Cryptome.org, a repository of leaked documents, has been hit by hackers who are using the popular Blackhole exploit toolkit to redirect visitors to malicious Websites.
Cryptome.org, a Website known for publishing intelligence
documents and leaked files, appears to have been compromised and infected with
the Blackhole exploit kit, according to documents posted on the site.
Unknown attackers breached Cryptome.org on Feb. 8 and
installed the Blackhole exploit kit, Cryptome
Feb. 12. The infection was identified by
a reader on Feb. 12. It's not clear who may have been behind the attack, but
Symantec appears to be investigating the incident.
Nearly all of Cryptome's 6,000 pages in the main directory
were altered to include the malicious PHP script that redirected site visitors
to a third-party Website, Cryptome said. Another 5,000 files in other
subdirectories were also modified. It appears that the intruders managed to
change the files without modifying the time stamp on the directory.
"Sneaky," Cryptome said on its post.
Approximately 2,900 visitors are believed to have been
redirected and compromised, according to an analysis of the logs. However, the
logs did not show how access was gained through the Internet service provider.
A Cryptome reader analyzed the malicious script and found
that the attack script specifically avoided targeting IP addresses from Google
to prevent the search engine from blacklisting the site.
Cryptome is a repository for tens of thousands of sensitive documents
leaked from government agencies and the private sector, and this incident is not
the first time Cryptome has been breached. The site was hit by a breach in 2010,
shortly after posting documents critical of rival leak site WikiLeaks and its
founder Julian Assange.
The Blackhole exploit kit is one of the most popular
toolkits being used, according to a recent Security Labs report from M86
Security. Researchers analyzed malicious URLs identified by the security firm
between July and December 2011 and found that Blackhole was the source of about
95 percent of all the malicious links.
More than half the most common exploits in the last half
of 2011 could be launched using Blackhole, including those targeting
vulnerabilities in Adobe, Java and Microsoft products. Cyber-criminals are also
constantly innovating to keep the toolkit up-to-date and effective with the
latest exploits, according to M86.
was considered to be the more popular toolkit, but it no longer appears to be the case. M86 researchers discovered it infected only
1.3 percent of the links analyzed in the second half of 2011. Blackhole's surging popularity might have to do with
the fact that in 2011, the people behind the kit made the source code freely available
for anyone to download and modify. A commercial version of the kit sells for
about $1,500 in the criminal underground.
Weak FTP credentials are generally the primary point of
entry for attackers trying to inject code into Websites, Stefan Tanase, a
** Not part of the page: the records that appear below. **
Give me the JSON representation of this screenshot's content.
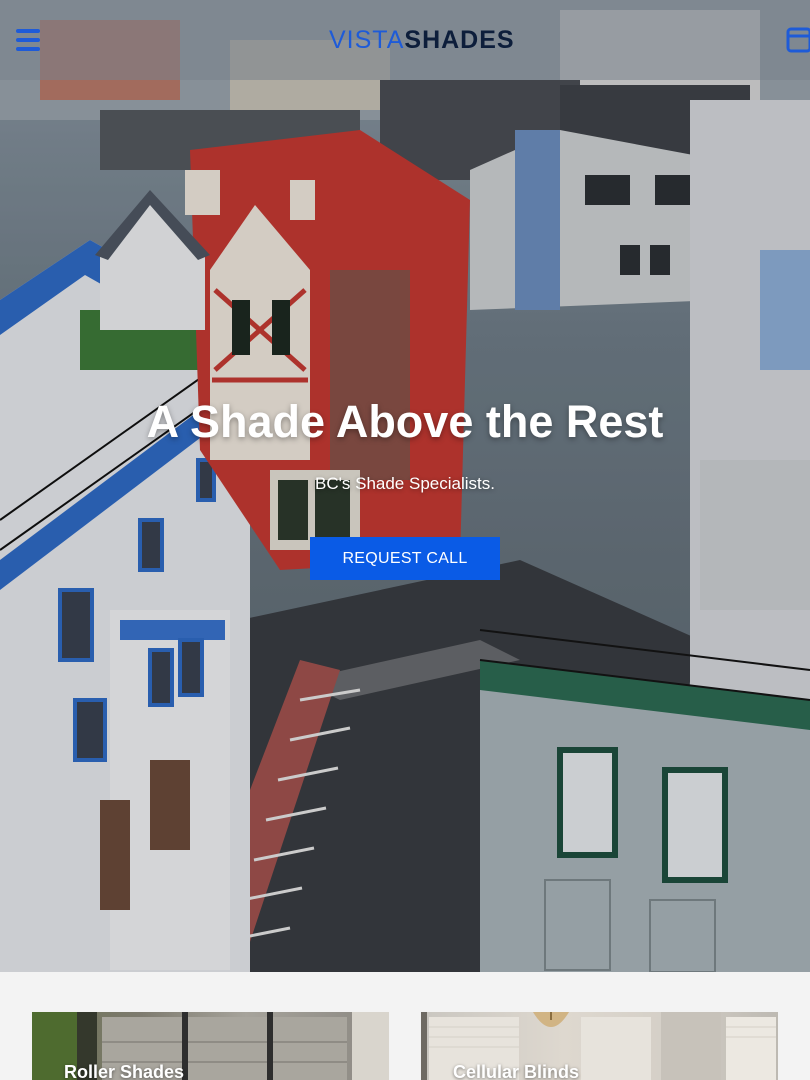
{
  "header": {
    "logo_part1": "VISTA",
    "logo_part2": "SHADES",
    "menu_icon": "hamburger-menu-icon",
    "cart_icon": "cart-icon",
    "accent_color": "#1e5bd8"
  },
  "hero": {
    "title": "A Shade Above the Rest",
    "subtitle": "BC's Shade Specialists.",
    "cta_label": "REQUEST CALL",
    "cta_color": "#0a5be6"
  },
  "products": {
    "items": [
      {
        "label": "Roller Shades"
      },
      {
        "label": "Cellular Blinds"
      }
    ]
  }
}
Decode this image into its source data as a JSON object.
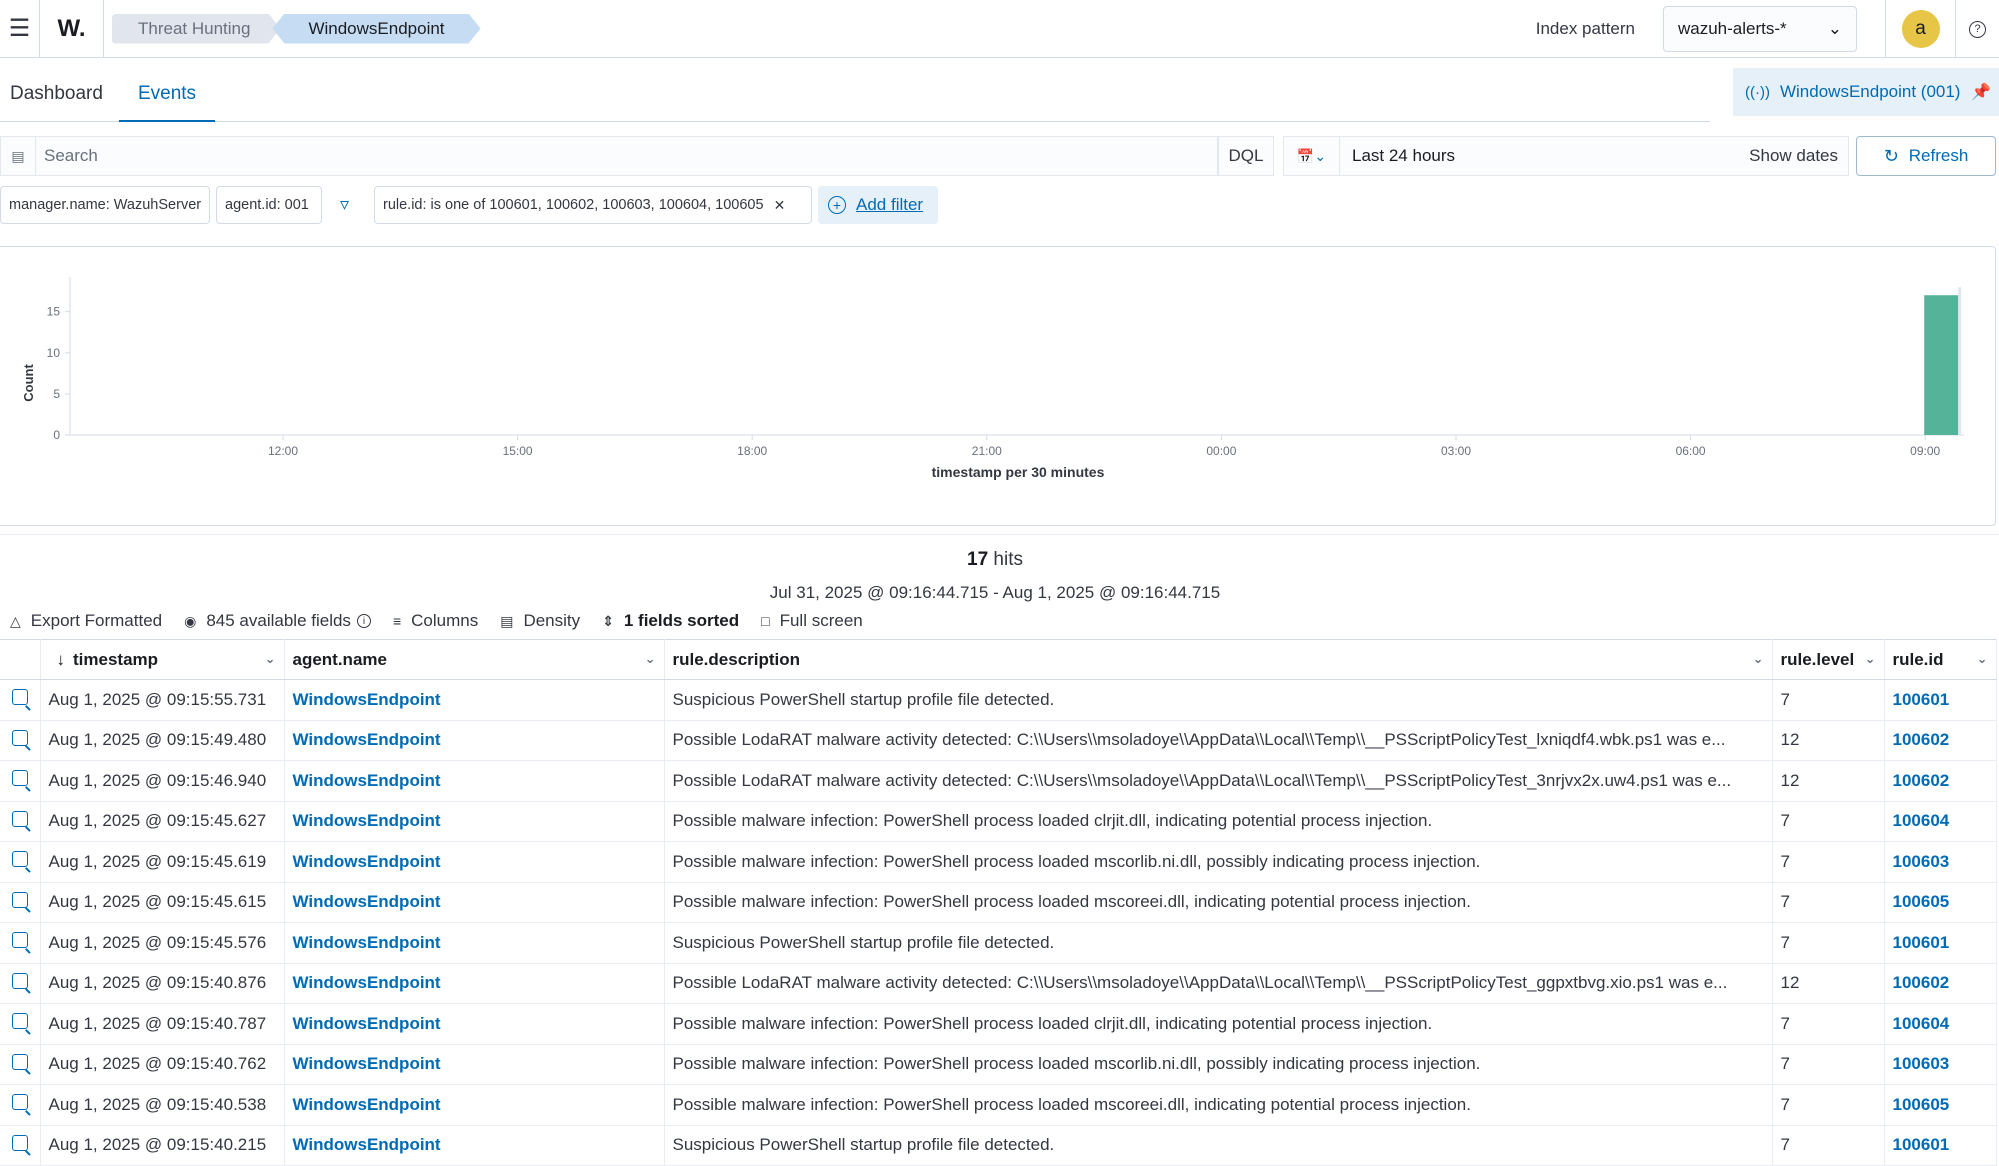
{
  "header": {
    "menu_icon": "hamburger-icon",
    "logo_text": "W.",
    "breadcrumbs": [
      "Threat Hunting",
      "WindowsEndpoint"
    ],
    "index_pattern_label": "Index pattern",
    "index_pattern_value": "wazuh-alerts-*",
    "avatar_letter": "a",
    "help_icon": "?"
  },
  "tabs": [
    {
      "label": "Dashboard",
      "active": false
    },
    {
      "label": "Events",
      "active": true
    }
  ],
  "agent_pill": {
    "label": "WindowsEndpoint (001)"
  },
  "search": {
    "placeholder": "Search",
    "language": "DQL",
    "time_range": "Last 24 hours",
    "show_dates": "Show dates",
    "refresh": "Refresh"
  },
  "filters": {
    "pills": [
      "manager.name: WazuhServer",
      "agent.id: 001",
      "rule.id: is one of 100601, 100602, 100603, 100604, 100605"
    ],
    "add_filter": "Add filter"
  },
  "chart_data": {
    "type": "bar",
    "x": [
      "09:00"
    ],
    "values": [
      17
    ],
    "xticks": [
      "12:00",
      "15:00",
      "18:00",
      "21:00",
      "00:00",
      "03:00",
      "06:00",
      "09:00"
    ],
    "yticks": [
      0,
      5,
      10,
      15
    ],
    "ylim": [
      0,
      18
    ],
    "ylabel": "Count",
    "xlabel": "timestamp per 30 minutes",
    "bar_color": "#54b399"
  },
  "results": {
    "hits_count": "17",
    "hits_word": "hits",
    "date_range": "Jul 31, 2025 @ 09:16:44.715 - Aug 1, 2025 @ 09:16:44.715",
    "toolbar": {
      "export": "Export Formatted",
      "fields": "845 available fields",
      "columns": "Columns",
      "density": "Density",
      "sorted": "1 fields sorted",
      "fullscreen": "Full screen"
    },
    "columns": [
      "timestamp",
      "agent.name",
      "rule.description",
      "rule.level",
      "rule.id"
    ],
    "rows": [
      {
        "timestamp": "Aug 1, 2025 @ 09:15:55.731",
        "agent": "WindowsEndpoint",
        "description": "Suspicious PowerShell startup profile file detected.",
        "level": "7",
        "rule_id": "100601"
      },
      {
        "timestamp": "Aug 1, 2025 @ 09:15:49.480",
        "agent": "WindowsEndpoint",
        "description": "Possible LodaRAT malware activity detected: C:\\\\Users\\\\msoladoye\\\\AppData\\\\Local\\\\Temp\\\\__PSScriptPolicyTest_lxniqdf4.wbk.ps1 was e...",
        "level": "12",
        "rule_id": "100602"
      },
      {
        "timestamp": "Aug 1, 2025 @ 09:15:46.940",
        "agent": "WindowsEndpoint",
        "description": "Possible LodaRAT malware activity detected: C:\\\\Users\\\\msoladoye\\\\AppData\\\\Local\\\\Temp\\\\__PSScriptPolicyTest_3nrjvx2x.uw4.ps1 was e...",
        "level": "12",
        "rule_id": "100602"
      },
      {
        "timestamp": "Aug 1, 2025 @ 09:15:45.627",
        "agent": "WindowsEndpoint",
        "description": "Possible malware infection: PowerShell process loaded clrjit.dll, indicating potential process injection.",
        "level": "7",
        "rule_id": "100604"
      },
      {
        "timestamp": "Aug 1, 2025 @ 09:15:45.619",
        "agent": "WindowsEndpoint",
        "description": "Possible malware infection: PowerShell process loaded mscorlib.ni.dll, possibly indicating process injection.",
        "level": "7",
        "rule_id": "100603"
      },
      {
        "timestamp": "Aug 1, 2025 @ 09:15:45.615",
        "agent": "WindowsEndpoint",
        "description": "Possible malware infection: PowerShell process loaded mscoreei.dll, indicating potential process injection.",
        "level": "7",
        "rule_id": "100605"
      },
      {
        "timestamp": "Aug 1, 2025 @ 09:15:45.576",
        "agent": "WindowsEndpoint",
        "description": "Suspicious PowerShell startup profile file detected.",
        "level": "7",
        "rule_id": "100601"
      },
      {
        "timestamp": "Aug 1, 2025 @ 09:15:40.876",
        "agent": "WindowsEndpoint",
        "description": "Possible LodaRAT malware activity detected: C:\\\\Users\\\\msoladoye\\\\AppData\\\\Local\\\\Temp\\\\__PSScriptPolicyTest_ggpxtbvg.xio.ps1 was e...",
        "level": "12",
        "rule_id": "100602"
      },
      {
        "timestamp": "Aug 1, 2025 @ 09:15:40.787",
        "agent": "WindowsEndpoint",
        "description": "Possible malware infection: PowerShell process loaded clrjit.dll, indicating potential process injection.",
        "level": "7",
        "rule_id": "100604"
      },
      {
        "timestamp": "Aug 1, 2025 @ 09:15:40.762",
        "agent": "WindowsEndpoint",
        "description": "Possible malware infection: PowerShell process loaded mscorlib.ni.dll, possibly indicating process injection.",
        "level": "7",
        "rule_id": "100603"
      },
      {
        "timestamp": "Aug 1, 2025 @ 09:15:40.538",
        "agent": "WindowsEndpoint",
        "description": "Possible malware infection: PowerShell process loaded mscoreei.dll, indicating potential process injection.",
        "level": "7",
        "rule_id": "100605"
      },
      {
        "timestamp": "Aug 1, 2025 @ 09:15:40.215",
        "agent": "WindowsEndpoint",
        "description": "Suspicious PowerShell startup profile file detected.",
        "level": "7",
        "rule_id": "100601"
      }
    ]
  },
  "colors": {
    "accent": "#006bb4",
    "bar": "#54b399",
    "avatar": "#e7c547"
  }
}
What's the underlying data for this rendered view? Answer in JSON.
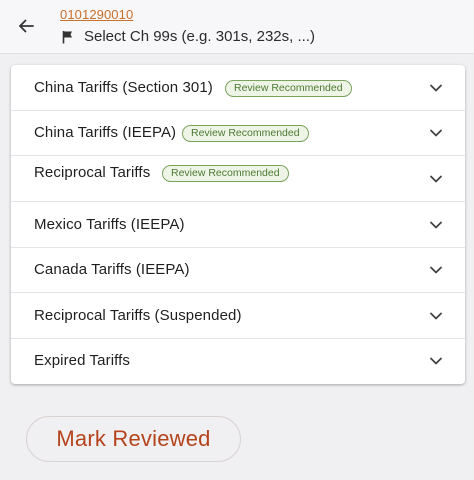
{
  "header": {
    "back_icon": "arrow-left-icon",
    "hts_code": "0101290010",
    "flag_icon": "flag-icon",
    "chapter_select_label": "Select Ch 99s (e.g. 301s, 232s, ...)"
  },
  "tariffs": [
    {
      "label": "China Tariffs (Section 301)",
      "badge": "Review Recommended"
    },
    {
      "label": "China Tariffs (IEEPA)",
      "badge": "Review Recommended"
    },
    {
      "label": "Reciprocal Tariffs",
      "badge": "Review Recommended"
    },
    {
      "label": "Mexico Tariffs (IEEPA)",
      "badge": ""
    },
    {
      "label": "Canada Tariffs (IEEPA)",
      "badge": ""
    },
    {
      "label": "Reciprocal Tariffs (Suspended)",
      "badge": ""
    },
    {
      "label": "Expired Tariffs",
      "badge": ""
    }
  ],
  "expand_icon": "chevron-down-icon",
  "actions": {
    "mark_reviewed": "Mark Reviewed"
  },
  "colors": {
    "link": "#c9702a",
    "badge_border": "#7aa35e",
    "badge_text": "#4d7a33",
    "primary_action": "#b5441c"
  }
}
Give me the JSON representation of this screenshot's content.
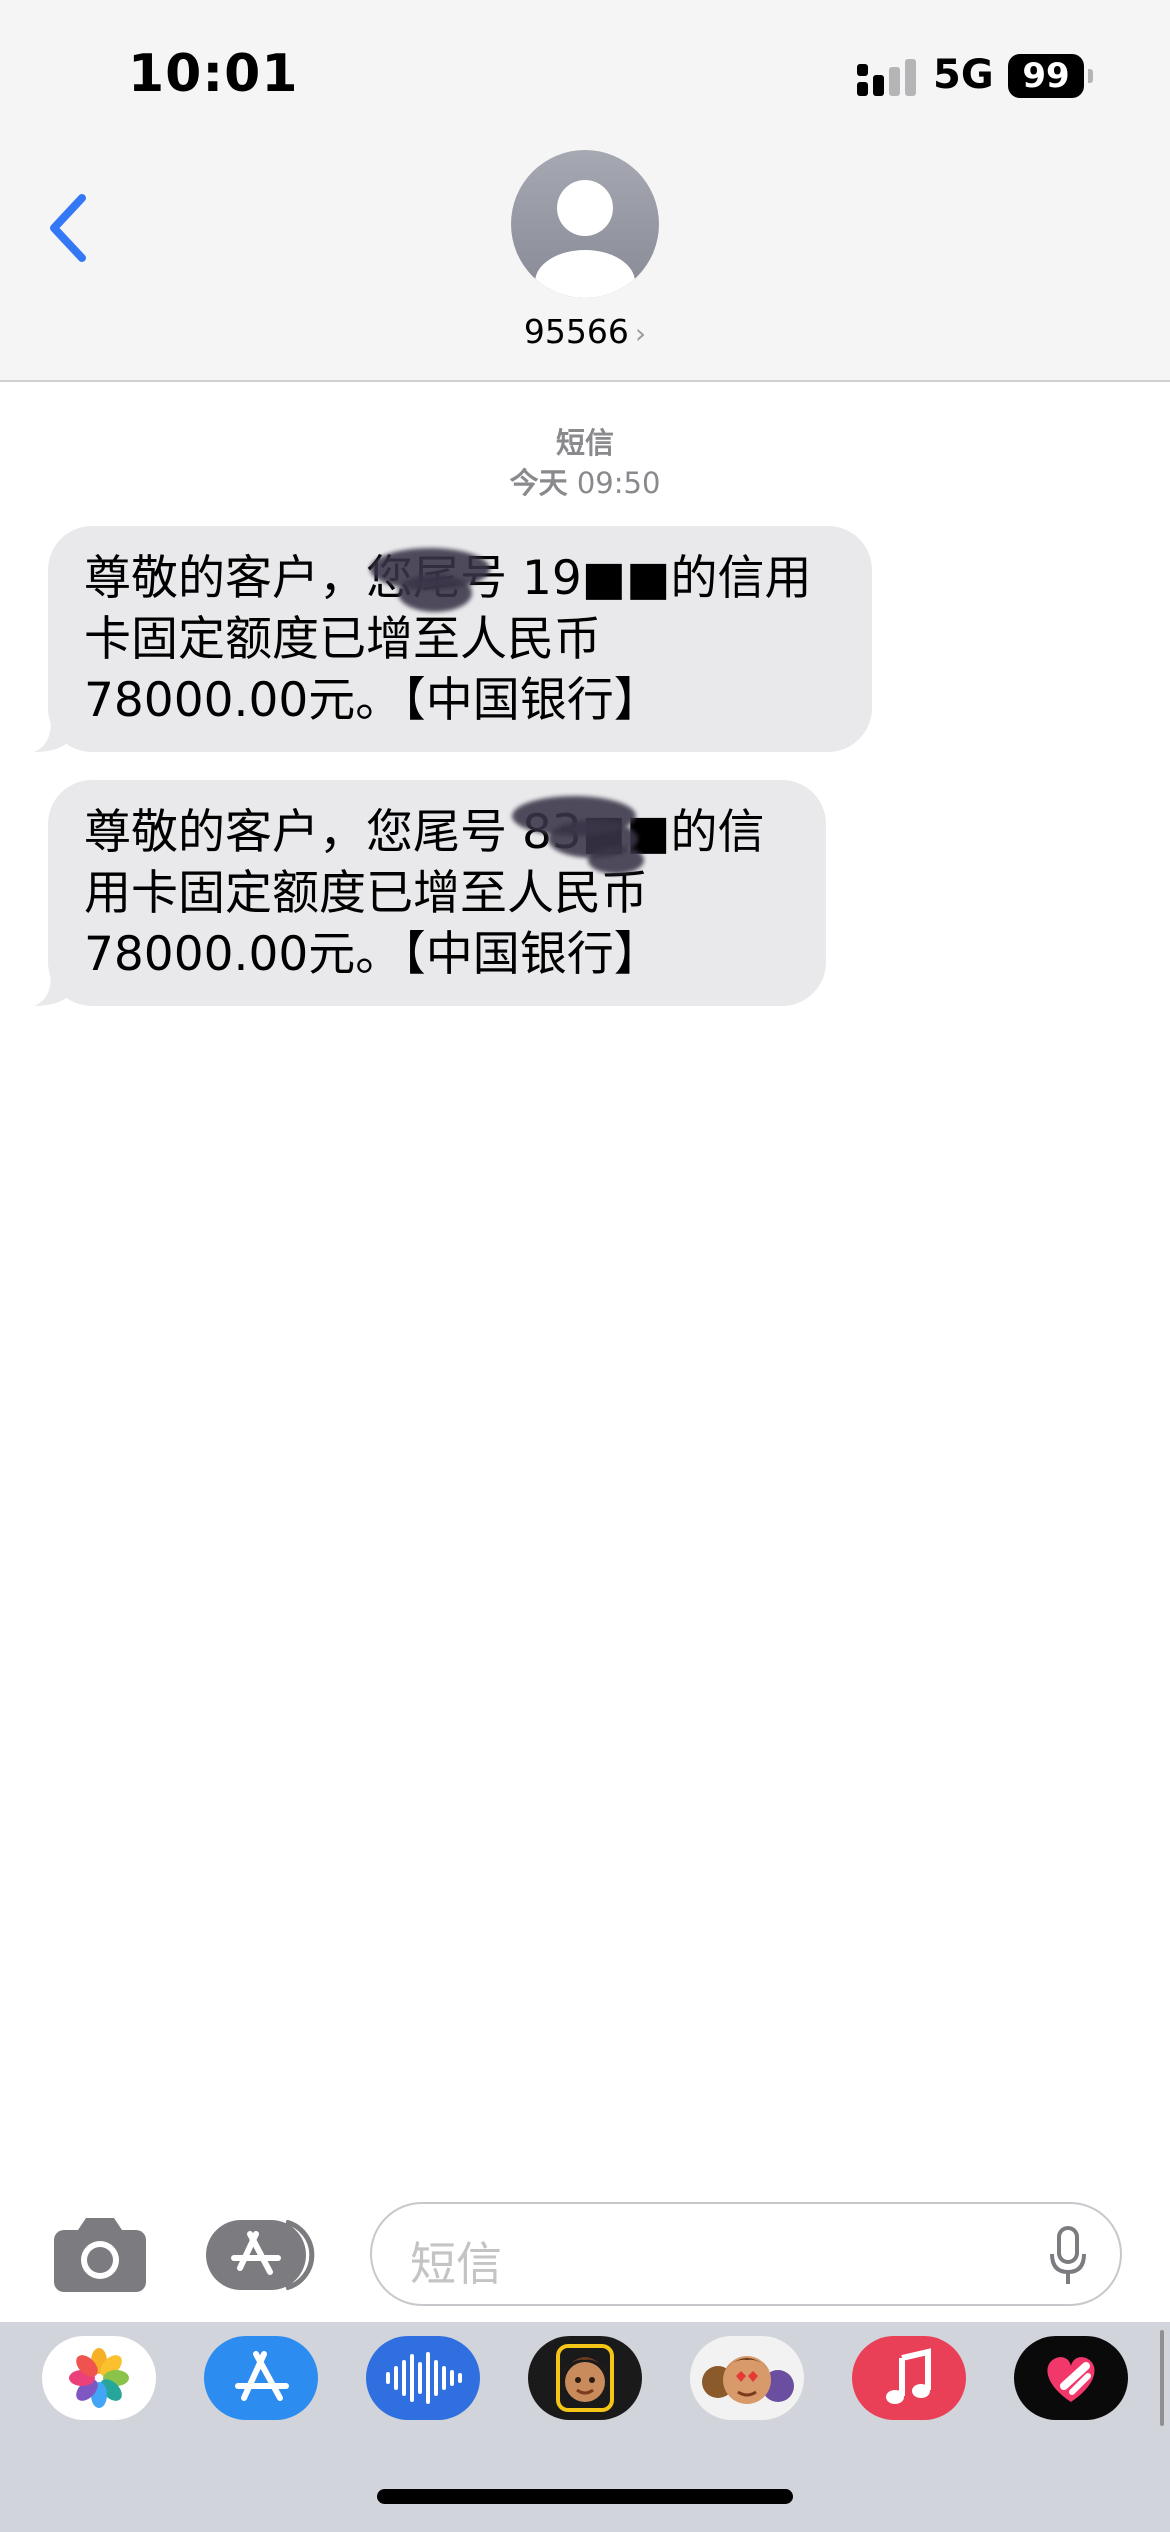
{
  "status_bar": {
    "time": "10:01",
    "network": "5G",
    "battery": "99"
  },
  "contact": {
    "name": "95566",
    "chevron": "›",
    "avatar_icon": "person-silhouette-icon"
  },
  "thread": {
    "service": "短信",
    "day": "今天",
    "time": "09:50"
  },
  "messages": [
    {
      "lines": [
        "尊敬的客户，您尾号 19■■的信用",
        "卡固定额度已增至人民币",
        "78000.00元。【中国银行】"
      ]
    },
    {
      "lines": [
        "尊敬的客户，您尾号 83■■的信",
        "用卡固定额度已增至人民币",
        "78000.00元。【中国银行】"
      ]
    }
  ],
  "compose": {
    "placeholder": "短信"
  },
  "app_drawer": [
    {
      "name": "photos",
      "icon": "photos-flower-icon"
    },
    {
      "name": "app-store",
      "icon": "app-store-icon"
    },
    {
      "name": "audio",
      "icon": "audio-waveform-icon"
    },
    {
      "name": "memoji",
      "icon": "memoji-face-icon"
    },
    {
      "name": "memoji-stickers",
      "icon": "memoji-stickers-icon"
    },
    {
      "name": "music",
      "icon": "music-note-icon"
    },
    {
      "name": "digital-touch",
      "icon": "heart-touch-icon"
    }
  ],
  "colors": {
    "header_bg": "#f5f5f6",
    "bubble_bg": "#e9e9eb",
    "accent_blue": "#3478f6",
    "drawer_bg": "#d1d4da"
  }
}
senior security researcher at Kaspersky Lab, said in a talk at the Kaspersky Lab Security Analyst Summit. If a Website has been
compromised, the first step is to change the FTP passwords. Web administrators should
also thoroughly check the source code of their files as well as all associated
scripts to ensure that malicious code was not added, said Tanase.
Avast researchers in November reported that thousands of
blogs hosted on Wordpress.com had been compromised and infected with the
Blackhole kit. Attackers used stolen or guessed FTP credentials to upload a
malicious PHP file on to the server hosting the blogs, which then injected the
malicious code into the files, according to Avast. The attackers also exploited
a known vulnerability in the TimThumb image resizing utility used by many of
Many of the Websites hosting Blackhole often are used to
spread the Carberp Trojan on victims' machines. Visitors redirected to the
malicious Website are hit by drive-by-downloads to install Carberp, often by
exploiting Java vulnerabilities, according to an analysis by ESET.